The job is to find each line of the records below that includes the word "annotation" and copy it.

*** Records ***

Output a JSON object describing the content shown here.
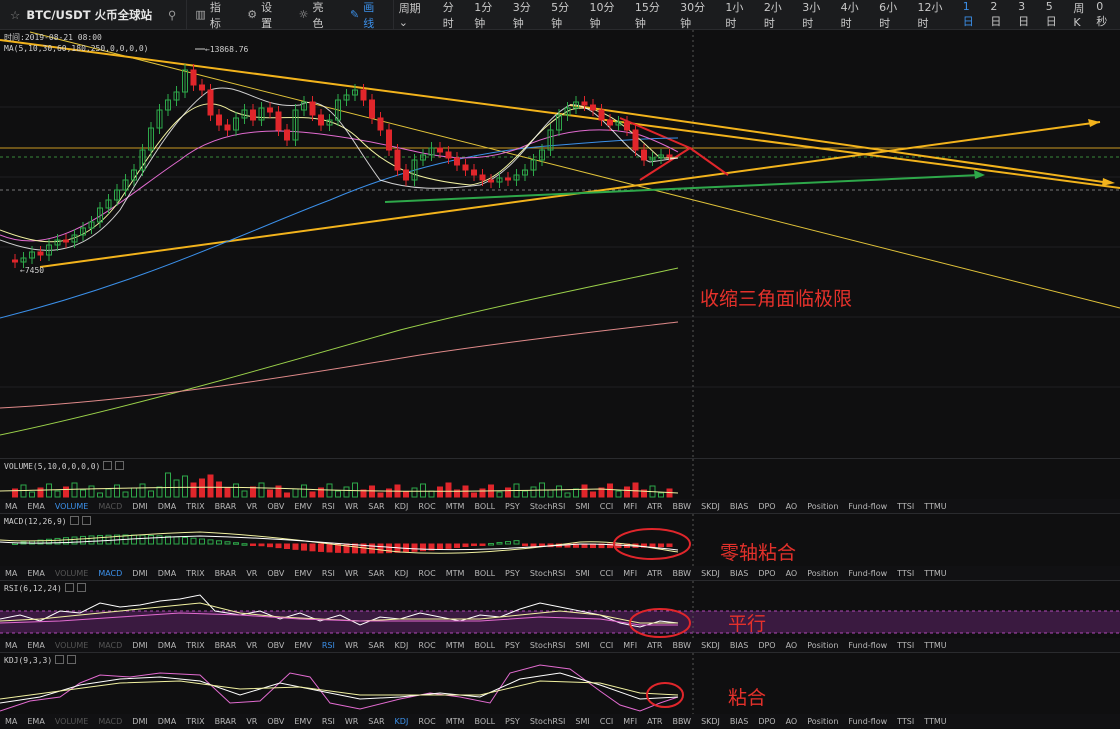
{
  "toolbar": {
    "symbol": "BTC/USDT 火币全球站",
    "buttons": [
      {
        "label": "指标",
        "icon": "chart-icon"
      },
      {
        "label": "设置",
        "icon": "gear-icon"
      },
      {
        "label": "亮色",
        "icon": "sun-icon"
      },
      {
        "label": "画线",
        "icon": "pen-icon"
      }
    ],
    "period_label": "周期",
    "periods": [
      "分时",
      "1分钟",
      "3分钟",
      "5分钟",
      "10分钟",
      "15分钟",
      "30分钟",
      "1小时",
      "2小时",
      "3小时",
      "4小时",
      "6小时",
      "12小时",
      "1日",
      "2日",
      "3日",
      "5日",
      "周K"
    ],
    "selected_period": "1日",
    "right_text": "0秒"
  },
  "main_chart": {
    "time_label": "时间:2019-08-21 08:00",
    "ma_label": "MA(5,10,30,60,180,250,0,0,0,0)",
    "high_marker": "13868.76",
    "low_marker": "7450",
    "annotation": "收缩三角面临极限"
  },
  "volume_pane": {
    "label": "VOLUME(5,10,0,0,0,0)"
  },
  "macd_pane": {
    "label": "MACD(12,26,9)",
    "annotation": "零轴粘合"
  },
  "rsi_pane": {
    "label": "RSI(6,12,24)",
    "annotation": "平行"
  },
  "kdj_pane": {
    "label": "KDJ(9,3,3)",
    "annotation": "粘合"
  },
  "indicator_tabs": [
    "MA",
    "EMA",
    "VOLUME",
    "MACD",
    "DMI",
    "DMA",
    "TRIX",
    "BRAR",
    "VR",
    "OBV",
    "EMV",
    "RSI",
    "WR",
    "SAR",
    "KDJ",
    "ROC",
    "MTM",
    "BOLL",
    "PSY",
    "StochRSI",
    "SMI",
    "CCI",
    "MFI",
    "ATR",
    "BBW",
    "SKDJ",
    "BIAS",
    "DPO",
    "AO",
    "Position",
    "Fund-flow",
    "TTSI",
    "TTMU"
  ],
  "tab_bars": [
    {
      "active": "VOLUME",
      "dim": [
        "MACD"
      ]
    },
    {
      "active": "MACD",
      "dim": [
        "VOLUME"
      ]
    },
    {
      "active": "RSI",
      "dim": [
        "VOLUME",
        "MACD"
      ]
    },
    {
      "active": "KDJ",
      "dim": [
        "VOLUME",
        "MACD"
      ]
    }
  ],
  "colors": {
    "up": "#2ea84a",
    "down": "#e0262b",
    "accent": "#3b8fe8",
    "trendline": "#f2b31c",
    "annotation": "#e4312b"
  }
}
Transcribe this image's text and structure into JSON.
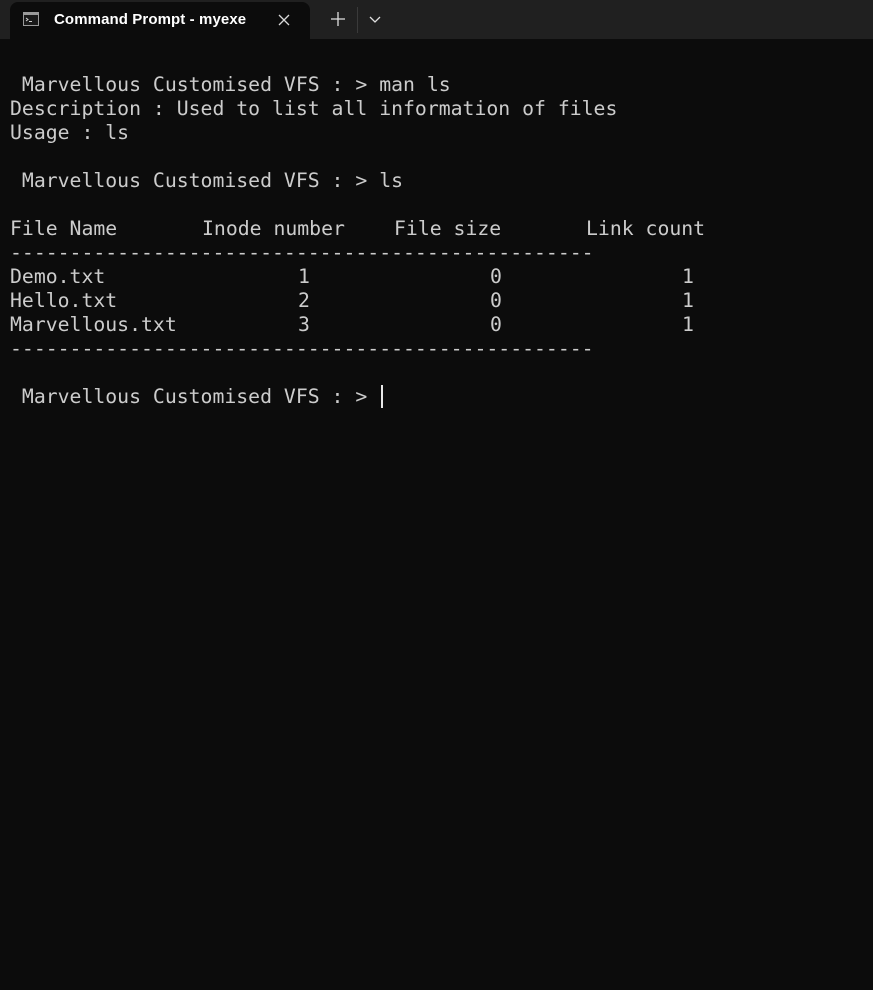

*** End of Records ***

### Result
    "annotation": "收缩三角面临极限"
    "annotation": "零轴粘合"
    "annotation": "平行"
    "annotation": "粘合"
    "annotation": "#e4312b"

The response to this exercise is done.